**WHAT IS REQUIRED**.
Keep the pictures out. Restate the entries below word for word.

**INPUT DATA**.
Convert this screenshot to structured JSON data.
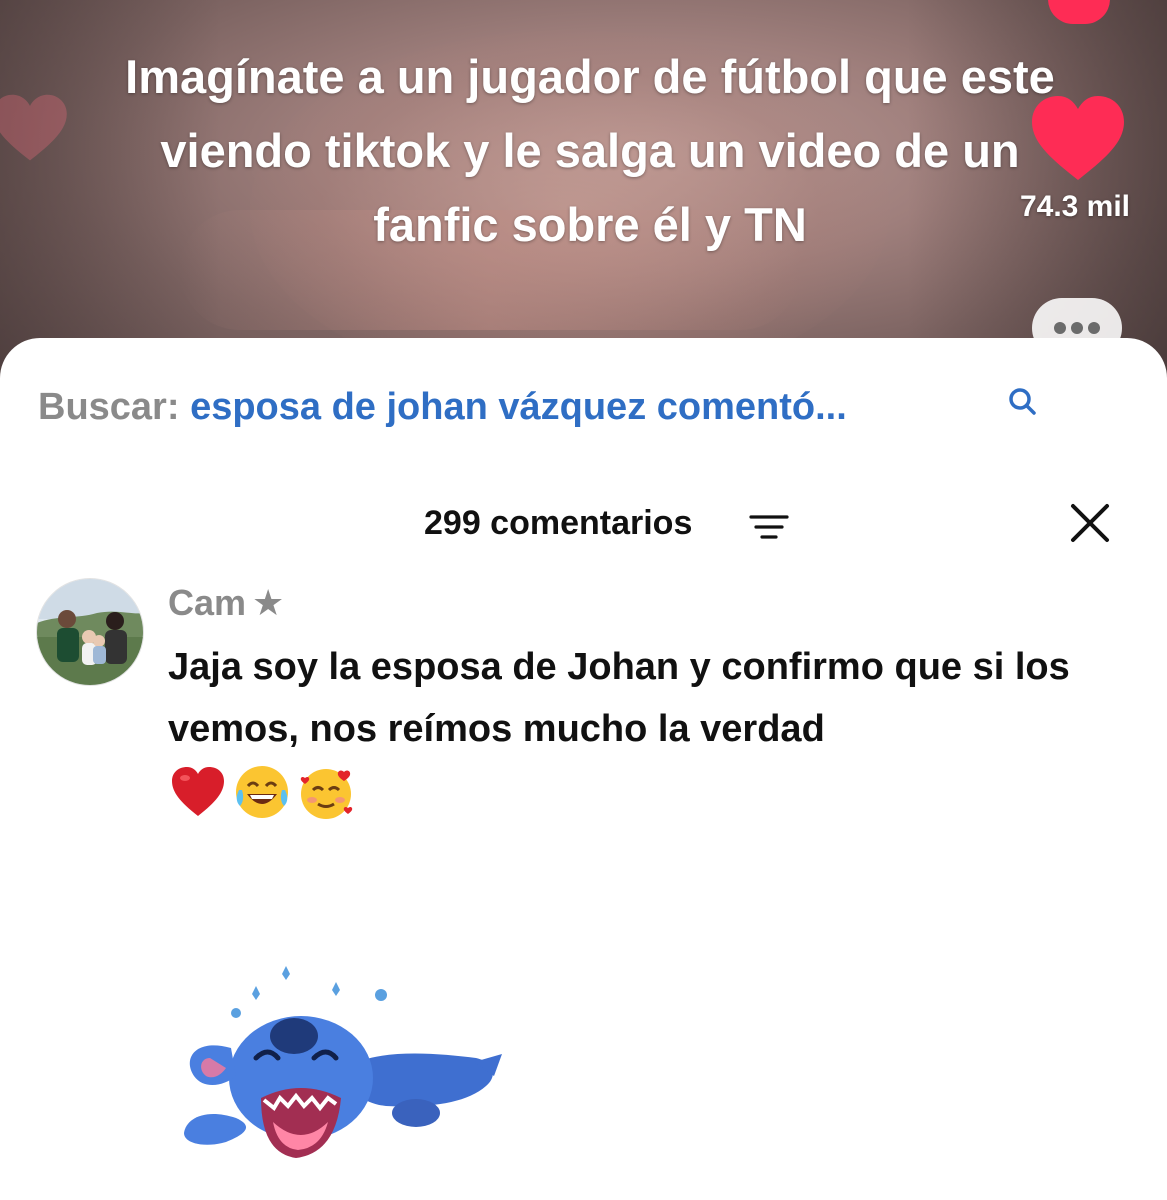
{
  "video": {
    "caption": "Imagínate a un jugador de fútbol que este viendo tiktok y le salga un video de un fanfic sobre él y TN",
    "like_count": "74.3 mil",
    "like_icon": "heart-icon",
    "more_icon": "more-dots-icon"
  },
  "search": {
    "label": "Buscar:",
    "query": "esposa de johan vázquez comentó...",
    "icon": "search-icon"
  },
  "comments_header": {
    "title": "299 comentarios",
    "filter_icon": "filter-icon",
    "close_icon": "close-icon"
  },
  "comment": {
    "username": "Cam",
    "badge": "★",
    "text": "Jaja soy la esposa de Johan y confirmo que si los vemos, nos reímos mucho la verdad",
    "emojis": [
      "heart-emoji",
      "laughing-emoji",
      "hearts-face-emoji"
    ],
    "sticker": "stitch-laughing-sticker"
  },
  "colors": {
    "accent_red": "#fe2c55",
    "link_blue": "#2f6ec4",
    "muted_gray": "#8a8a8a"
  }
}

**RESPONSE TO THE EXERCISE**.
Convert this screenshot to structured JSON data.
{
  "video": {
    "caption": "Imagínate a un jugador de fútbol que este viendo tiktok y le salga un video de un fanfic sobre él y TN",
    "like_count": "74.3 mil",
    "like_icon": "heart-icon",
    "more_icon": "more-dots-icon"
  },
  "search": {
    "label": "Buscar:",
    "query": "esposa de johan vázquez comentó...",
    "icon": "search-icon"
  },
  "comments_header": {
    "title": "299 comentarios",
    "filter_icon": "filter-icon",
    "close_icon": "close-icon"
  },
  "comment": {
    "username": "Cam",
    "badge": "★",
    "text": "Jaja soy la esposa de Johan y confirmo que si los vemos, nos reímos mucho la verdad",
    "emojis": [
      "heart-emoji",
      "laughing-emoji",
      "hearts-face-emoji"
    ],
    "sticker": "stitch-laughing-sticker"
  },
  "colors": {
    "accent_red": "#fe2c55",
    "link_blue": "#2f6ec4",
    "muted_gray": "#8a8a8a"
  }
}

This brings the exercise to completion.